[Website and app data records]
*** Begin section ***
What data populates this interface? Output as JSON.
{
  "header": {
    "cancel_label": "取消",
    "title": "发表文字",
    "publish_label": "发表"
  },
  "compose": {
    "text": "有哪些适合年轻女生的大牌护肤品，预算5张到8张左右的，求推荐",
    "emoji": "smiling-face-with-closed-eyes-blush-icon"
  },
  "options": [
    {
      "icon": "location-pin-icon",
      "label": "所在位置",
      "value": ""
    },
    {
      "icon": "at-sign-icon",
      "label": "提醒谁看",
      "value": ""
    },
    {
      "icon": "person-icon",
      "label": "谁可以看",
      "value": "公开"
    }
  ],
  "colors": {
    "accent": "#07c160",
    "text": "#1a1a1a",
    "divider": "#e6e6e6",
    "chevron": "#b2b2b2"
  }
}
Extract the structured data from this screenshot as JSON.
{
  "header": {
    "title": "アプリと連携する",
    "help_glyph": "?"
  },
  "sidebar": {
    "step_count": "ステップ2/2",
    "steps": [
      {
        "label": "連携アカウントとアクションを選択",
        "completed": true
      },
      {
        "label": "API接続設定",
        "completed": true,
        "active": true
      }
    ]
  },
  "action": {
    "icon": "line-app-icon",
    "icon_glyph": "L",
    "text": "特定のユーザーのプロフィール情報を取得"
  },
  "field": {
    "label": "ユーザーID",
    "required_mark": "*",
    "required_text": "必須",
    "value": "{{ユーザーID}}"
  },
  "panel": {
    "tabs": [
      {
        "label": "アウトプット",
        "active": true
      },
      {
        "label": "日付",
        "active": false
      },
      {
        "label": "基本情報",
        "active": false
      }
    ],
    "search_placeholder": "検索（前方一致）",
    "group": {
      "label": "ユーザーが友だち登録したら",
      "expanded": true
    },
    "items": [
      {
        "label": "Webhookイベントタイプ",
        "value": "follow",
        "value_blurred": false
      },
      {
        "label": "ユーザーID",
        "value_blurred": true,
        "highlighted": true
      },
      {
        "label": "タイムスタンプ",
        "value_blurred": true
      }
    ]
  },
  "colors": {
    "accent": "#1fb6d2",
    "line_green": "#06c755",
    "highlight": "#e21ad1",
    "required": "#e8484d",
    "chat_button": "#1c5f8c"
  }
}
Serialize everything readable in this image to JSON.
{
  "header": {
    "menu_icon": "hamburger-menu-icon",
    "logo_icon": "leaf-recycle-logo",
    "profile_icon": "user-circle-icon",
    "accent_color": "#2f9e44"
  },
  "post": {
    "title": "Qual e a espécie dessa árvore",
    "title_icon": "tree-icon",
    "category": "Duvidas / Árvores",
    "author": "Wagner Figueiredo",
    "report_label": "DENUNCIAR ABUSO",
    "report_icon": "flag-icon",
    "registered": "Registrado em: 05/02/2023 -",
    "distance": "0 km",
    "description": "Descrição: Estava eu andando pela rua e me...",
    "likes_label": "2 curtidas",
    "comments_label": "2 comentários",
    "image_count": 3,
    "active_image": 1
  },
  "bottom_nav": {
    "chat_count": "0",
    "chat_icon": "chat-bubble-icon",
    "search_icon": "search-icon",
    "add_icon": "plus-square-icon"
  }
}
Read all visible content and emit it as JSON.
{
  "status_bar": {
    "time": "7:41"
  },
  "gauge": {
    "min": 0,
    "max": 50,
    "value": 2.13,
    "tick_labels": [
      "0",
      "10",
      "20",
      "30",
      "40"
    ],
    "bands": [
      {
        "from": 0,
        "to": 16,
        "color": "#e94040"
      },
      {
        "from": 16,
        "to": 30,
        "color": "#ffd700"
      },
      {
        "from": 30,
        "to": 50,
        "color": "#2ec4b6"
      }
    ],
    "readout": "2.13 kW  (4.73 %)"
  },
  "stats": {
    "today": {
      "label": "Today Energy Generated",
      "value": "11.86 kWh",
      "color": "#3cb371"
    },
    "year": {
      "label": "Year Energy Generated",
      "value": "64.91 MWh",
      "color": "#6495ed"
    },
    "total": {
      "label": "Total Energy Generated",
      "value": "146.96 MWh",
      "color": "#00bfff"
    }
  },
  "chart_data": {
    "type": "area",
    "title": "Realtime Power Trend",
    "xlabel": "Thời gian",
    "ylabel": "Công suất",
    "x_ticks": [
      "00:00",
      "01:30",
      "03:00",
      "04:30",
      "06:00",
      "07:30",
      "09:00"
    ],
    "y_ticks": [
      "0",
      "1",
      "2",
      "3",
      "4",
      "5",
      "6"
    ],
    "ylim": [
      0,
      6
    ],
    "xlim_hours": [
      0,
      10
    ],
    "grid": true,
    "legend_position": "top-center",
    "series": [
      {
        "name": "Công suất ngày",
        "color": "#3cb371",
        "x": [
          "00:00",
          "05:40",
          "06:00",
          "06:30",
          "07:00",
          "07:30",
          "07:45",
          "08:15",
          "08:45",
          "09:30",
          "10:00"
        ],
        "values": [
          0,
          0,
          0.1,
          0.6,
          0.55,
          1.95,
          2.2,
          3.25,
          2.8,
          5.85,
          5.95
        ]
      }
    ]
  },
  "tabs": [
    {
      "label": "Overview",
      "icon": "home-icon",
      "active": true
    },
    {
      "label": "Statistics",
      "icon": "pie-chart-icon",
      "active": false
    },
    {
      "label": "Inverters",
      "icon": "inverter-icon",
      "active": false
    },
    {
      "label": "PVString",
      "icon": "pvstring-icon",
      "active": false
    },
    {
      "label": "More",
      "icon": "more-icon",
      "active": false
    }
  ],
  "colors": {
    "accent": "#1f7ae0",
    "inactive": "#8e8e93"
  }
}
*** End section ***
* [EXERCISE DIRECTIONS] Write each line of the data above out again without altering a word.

* [THE COMPLETED TASK]
What data populates this interface? Output as JSON.
{
  "header": {
    "cancel_label": "取消",
    "title": "发表文字",
    "publish_label": "发表"
  },
  "compose": {
    "text": "有哪些适合年轻女生的大牌护肤品，预算5张到8张左右的，求推荐",
    "emoji": "smiling-face-with-closed-eyes-blush-icon"
  },
  "options": [
    {
      "icon": "location-pin-icon",
      "label": "所在位置",
      "value": ""
    },
    {
      "icon": "at-sign-icon",
      "label": "提醒谁看",
      "value": ""
    },
    {
      "icon": "person-icon",
      "label": "谁可以看",
      "value": "公开"
    }
  ],
  "colors": {
    "accent": "#07c160",
    "text": "#1a1a1a",
    "divider": "#e6e6e6",
    "chevron": "#b2b2b2"
  }
}
Extract the structured data from this screenshot as JSON.
{
  "header": {
    "title": "アプリと連携する",
    "help_glyph": "?"
  },
  "sidebar": {
    "step_count": "ステップ2/2",
    "steps": [
      {
        "label": "連携アカウントとアクションを選択",
        "completed": true
      },
      {
        "label": "API接続設定",
        "completed": true,
        "active": true
      }
    ]
  },
  "action": {
    "icon": "line-app-icon",
    "icon_glyph": "L",
    "text": "特定のユーザーのプロフィール情報を取得"
  },
  "field": {
    "label": "ユーザーID",
    "required_mark": "*",
    "required_text": "必須",
    "value": "{{ユーザーID}}"
  },
  "panel": {
    "tabs": [
      {
        "label": "アウトプット",
        "active": true
      },
      {
        "label": "日付",
        "active": false
      },
      {
        "label": "基本情報",
        "active": false
      }
    ],
    "search_placeholder": "検索（前方一致）",
    "group": {
      "label": "ユーザーが友だち登録したら",
      "expanded": true
    },
    "items": [
      {
        "label": "Webhookイベントタイプ",
        "value": "follow",
        "value_blurred": false
      },
      {
        "label": "ユーザーID",
        "value_blurred": true,
        "highlighted": true
      },
      {
        "label": "タイムスタンプ",
        "value_blurred": true
      }
    ]
  },
  "colors": {
    "accent": "#1fb6d2",
    "line_green": "#06c755",
    "highlight": "#e21ad1",
    "required": "#e8484d",
    "chat_button": "#1c5f8c"
  }
}
Serialize everything readable in this image to JSON.
{
  "header": {
    "menu_icon": "hamburger-menu-icon",
    "logo_icon": "leaf-recycle-logo",
    "profile_icon": "user-circle-icon",
    "accent_color": "#2f9e44"
  },
  "post": {
    "title": "Qual e a espécie dessa árvore",
    "title_icon": "tree-icon",
    "category": "Duvidas / Árvores",
    "author": "Wagner Figueiredo",
    "report_label": "DENUNCIAR ABUSO",
    "report_icon": "flag-icon",
    "registered": "Registrado em: 05/02/2023 -",
    "distance": "0 km",
    "description": "Descrição: Estava eu andando pela rua e me...",
    "likes_label": "2 curtidas",
    "comments_label": "2 comentários",
    "image_count": 3,
    "active_image": 1
  },
  "bottom_nav": {
    "chat_count": "0",
    "chat_icon": "chat-bubble-icon",
    "search_icon": "search-icon",
    "add_icon": "plus-square-icon"
  }
}
Read all visible content and emit it as JSON.
{
  "status_bar": {
    "time": "7:41"
  },
  "gauge": {
    "min": 0,
    "max": 50,
    "value": 2.13,
    "tick_labels": [
      "0",
      "10",
      "20",
      "30",
      "40"
    ],
    "bands": [
      {
        "from": 0,
        "to": 16,
        "color": "#e94040"
      },
      {
        "from": 16,
        "to": 30,
        "color": "#ffd700"
      },
      {
        "from": 30,
        "to": 50,
        "color": "#2ec4b6"
      }
    ],
    "readout": "2.13 kW  (4.73 %)"
  },
  "stats": {
    "today": {
      "label": "Today Energy Generated",
      "value": "11.86 kWh",
      "color": "#3cb371"
    },
    "year": {
      "label": "Year Energy Generated",
      "value": "64.91 MWh",
      "color": "#6495ed"
    },
    "total": {
      "label": "Total Energy Generated",
      "value": "146.96 MWh",
      "color": "#00bfff"
    }
  },
  "chart_data": {
    "type": "area",
    "title": "Realtime Power Trend",
    "xlabel": "Thời gian",
    "ylabel": "Công suất",
    "x_ticks": [
      "00:00",
      "01:30",
      "03:00",
      "04:30",
      "06:00",
      "07:30",
      "09:00"
    ],
    "y_ticks": [
      "0",
      "1",
      "2",
      "3",
      "4",
      "5",
      "6"
    ],
    "ylim": [
      0,
      6
    ],
    "xlim_hours": [
      0,
      10
    ],
    "grid": true,
    "legend_position": "top-center",
    "series": [
      {
        "name": "Công suất ngày",
        "color": "#3cb371",
        "x": [
          "00:00",
          "05:40",
          "06:00",
          "06:30",
          "07:00",
          "07:30",
          "07:45",
          "08:15",
          "08:45",
          "09:30",
          "10:00"
        ],
        "values": [
          0,
          0,
          0.1,
          0.6,
          0.55,
          1.95,
          2.2,
          3.25,
          2.8,
          5.85,
          5.95
        ]
      }
    ]
  },
  "tabs": [
    {
      "label": "Overview",
      "icon": "home-icon",
      "active": true
    },
    {
      "label": "Statistics",
      "icon": "pie-chart-icon",
      "active": false
    },
    {
      "label": "Inverters",
      "icon": "inverter-icon",
      "active": false
    },
    {
      "label": "PVString",
      "icon": "pvstring-icon",
      "active": false
    },
    {
      "label": "More",
      "icon": "more-icon",
      "active": false
    }
  ],
  "colors": {
    "accent": "#1f7ae0",
    "inactive": "#8e8e93"
  }
}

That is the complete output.